To be sure, bonds (fixed-income products) play an important role in any investment strategy, providing specific characteristics, such as predictable coupon/interest payments (usually fixed), fixed maturities and return of principal. These factors, in combination, are essential for effective financial planning and overall asset allocation. Additionally, and perhaps most importantly, bonds provide a necessary counterbalance, acting as a low-correlation asset to the higher-volatility equity portion of a portfolio.
With today’s ultra-low yields, it’s safe to say that every income-producing rock has already been turned over. If there were a foolproof way to generate extra income without additional risk, investors would already be all over it, pushing up the security’s price and pushing its yield down. Instead, higher yields are invariably a signal that a security type entails more risk than its lower-yielding counterparts.
Why would an investor pay a central bank to hold their money? There are only two reasons I can think of. One, you are speculating that another investor will come along and pay a higher price to buy the bonds from you (current European Union Central Bank scenario) or two, you are seeking safety in a very unstable environment where your only concern is the return of your principal.
Today’s negative yields are the manifestation of central bank policy pushed to an extreme.
Germany sold two-year government debt at a record low yield of minus 0.38 per cent on Wednesday, in a move reflecting expectations of further monetary easing for the eurozone next month. The policy-sensitive two-year bond offers a coupon of zero,
At the 2015 CFA Institute Fixed Income Management Conference in Boston, I learned that almost every speaker is concerned about the liquidity of corporate bonds. Many pointed the finger at Dodd-Frank and Basel III, which require greater amounts of high-quality capital. This means that investment banks, long-time facilitators of corporate bond-market making, are doing very little of it as they are reluctant to hold the inventory. This flies in the face of evidence that the bid-ask spread is narrowing. Speakers pointed out that much of the liquidity is being provided by hedge funds running algorithms designed to make money based on mispricing.

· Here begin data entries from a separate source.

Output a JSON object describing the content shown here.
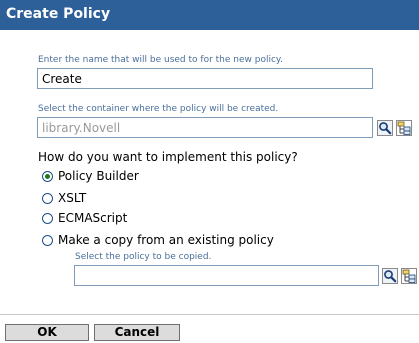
{
  "header": {
    "title": "Create Policy"
  },
  "name_section": {
    "caption": "Enter the name that will be used to for the new policy.",
    "value": "Create"
  },
  "container_section": {
    "caption": "Select the container where the policy will be created.",
    "value": "library.Novell"
  },
  "implement": {
    "question": "How do you want to implement this policy?",
    "options": [
      {
        "label": "Policy Builder",
        "checked": true
      },
      {
        "label": "XSLT",
        "checked": false
      },
      {
        "label": "ECMAScript",
        "checked": false
      },
      {
        "label": "Make a copy from an existing policy",
        "checked": false
      }
    ]
  },
  "copy_section": {
    "caption": "Select the policy to be copied.",
    "value": ""
  },
  "footer": {
    "ok_label": "OK",
    "cancel_label": "Cancel"
  },
  "colors": {
    "title_bar": "#2d5f98",
    "caption_text": "#4a6f9b",
    "radio_selected": "#1a7a1a"
  },
  "icons": [
    "search-icon",
    "browse-tree-icon"
  ]
}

But what happens when the conditions in which algos normally trade are violated? Most of the speakers think there would be no liquidity. Ouch!
When rates start to rise what will happen to the bond mutual funds? Could the lack of liquidity in bond markets and a market structure of requiring a broker to execute trades lead to a liquidity crisis?
There is a difference between owning individual bonds and owning a bond mutual fund.
When it comes time to sell, it can
be hard to find a buyer, and vice versa. PIMCOs
chief investment officer for U.S. core strategies, Scott
Mather, has compared the bond market to that for real estate. Few people list their houses on a website and expect to find a buyer. Instead, they pay an agent, who may
know a young couple interested in a fixer-upper next to the
railroad tracks. Both bonds and houses are far from
homogeneous. Real estate brokers have maintained their grip on
their market, despite consumers buying everything from
groceries to puppies online. “You can’t force every
house to be the same or force every issuer to issue the same
bond,” says Mather. Since the financial crisis, though,
players in the bond market have become more receptive to
technology and new solutions. They’ve had to as banks have
been regulated out of playing their traditional role as market
makers and, in a pinch, providers of liquidity.
An interesting article by Jason Zweig in the Wall Street Journal brought up an important concept that most investors pay little attention to, the current yields on the bonds in their portfolios, and which yield should be considered when deciding what bonds to purchase.
There are several different yield calculations for different kinds of bonds. For example, calculating the yield on a callable bond is difficult because the date at which the bond might be called (the coupon payments go away at that point) is unknown. There is the yield to maturity, which is the yield from holding the bond to maturity (assuming that you can reinvest all the coupon payments at the same rate as the bond’s current yield.) And there is also the current yield, which is the one a bond buyer should use when comparing different bonds to purchase.
The current yield is defined as the ratio of the coupon interest to the current market price and is what you can expect to receive by buying that bond today at the currently quoted price.
Current Yield = Annual Cash Flow / Current Bond Price
However, if the bond were to be sold at a capital gain or loss, or if the bond is called (bought back before maturity by the issuer) then the current yield would not be realized by the holder.
In today’s low rate environment I would favor evaluating bonds based on their current yield, using the yield to maturity measure may not be an accurate representation of the return the holder will receive given that it will be difficult to reinvest the cash flow from the annual coupon at the same rate.